“To do a PCR (polymerase chain reaction) test, a medical checkup with a doctor is important,” the ministry said. “Drive-thru clinics are often not accompanied by doctors, meaning the facilities could possibly spread the virus by misjudging symptoms. Therefore, we are not putting such clinics into practice in Japan.”
Health minister Katsunobu Kato, however, appeared to backtrack on this stance just two days later when he told the Lower House’s Committee on Health, Labor and Welfare that drive-thru clinics could be acceptable in some cases.
“If alternative ways to test patients can be arranged, with enough consideration to avoid the possible spread of the virus, (drive-thru testing) should be acceptable,” Kato said.
According to NHK, the Niigata City Public Health Center’s drive-thru clinic collected samples required for PCR tests from patients on Wednesday. The checkups generally take about one minute. On Wednesday morning a doctor in protective gear with a surgical mask and goggles was seen collecting samples through the windows of about 10 cars with what appeared to be a cotton swab, NHK reported.
According to the health center, the drive-thru clinic is open to those without symptoms but who have been in close contact with coronavirus patients. The clinic can collect up to 30 samples per day.

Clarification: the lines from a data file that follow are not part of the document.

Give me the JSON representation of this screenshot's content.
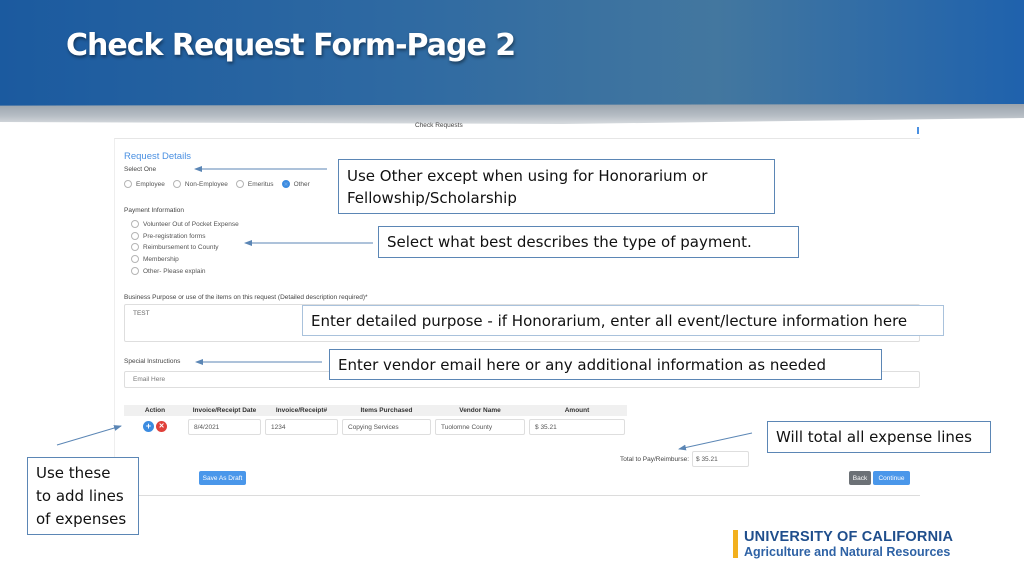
{
  "slide": {
    "title": "Check Request Form-Page 2"
  },
  "form": {
    "window_title": "Check Requests",
    "section_title": "Request Details",
    "select_one_label": "Select One",
    "employee_options": [
      {
        "label": "Employee",
        "checked": false
      },
      {
        "label": "Non-Employee",
        "checked": false
      },
      {
        "label": "Emeritus",
        "checked": false
      },
      {
        "label": "Other",
        "checked": true
      }
    ],
    "payment_info_label": "Payment Information",
    "payment_options": [
      {
        "label": "Volunteer Out of Pocket Expense",
        "checked": false
      },
      {
        "label": "Pre-registration forms",
        "checked": false
      },
      {
        "label": "Reimbursement to County",
        "checked": false
      },
      {
        "label": "Membership",
        "checked": false
      },
      {
        "label": "Other- Please explain",
        "checked": false
      }
    ],
    "business_purpose_label": "Business Purpose or use of the items on this request (Detailed description required)*",
    "business_purpose_value": "TEST",
    "special_instructions_label": "Special Instructions",
    "special_instructions_placeholder": "Email Here",
    "table": {
      "headers": [
        "Action",
        "Invoice/Receipt Date",
        "Invoice/Receipt#",
        "Items Purchased",
        "Vendor Name",
        "Amount"
      ],
      "rows": [
        {
          "date": "8/4/2021",
          "receipt": "1234",
          "items": "Copying Services",
          "vendor": "Tuolomne County",
          "currency": "$",
          "amount": "35.21"
        }
      ]
    },
    "total_label": "Total to Pay/Reimburse:",
    "total_currency": "$",
    "total_value": "35.21",
    "buttons": {
      "save_draft": "Save As Draft",
      "back": "Back",
      "continue": "Continue"
    }
  },
  "callouts": {
    "other": "Use Other except when using for Honorarium or Fellowship/Scholarship",
    "payment": "Select what best describes the type of payment.",
    "purpose": "Enter detailed purpose - if Honorarium, enter all event/lecture information here",
    "vendor": "Enter vendor email here or any additional information as needed",
    "total": "Will total all expense lines",
    "lines": "Use these to add lines of expenses"
  },
  "logo": {
    "line1": "UNIVERSITY OF CALIFORNIA",
    "line2": "Agriculture and Natural Resources"
  },
  "colors": {
    "banner_blue": "#1b5a9f",
    "form_accent": "#4a90e2",
    "callout_border": "#5b86b5",
    "logo_gold": "#f2b01e",
    "logo_blue": "#1f4e8c"
  }
}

Separately, a drive-thru-style clinic was also deployed Thursday for around 50 workers from several welfare facilities in Nagoya where infections have been confirmed, Kyodo News reported. According to the city, the workers have not developed any symptoms and have been staying at home.
As of Wednesday, some 22 people have tested positive for the virus in Niigata Prefecture, while Aichi Prefecture has registered 128 cases.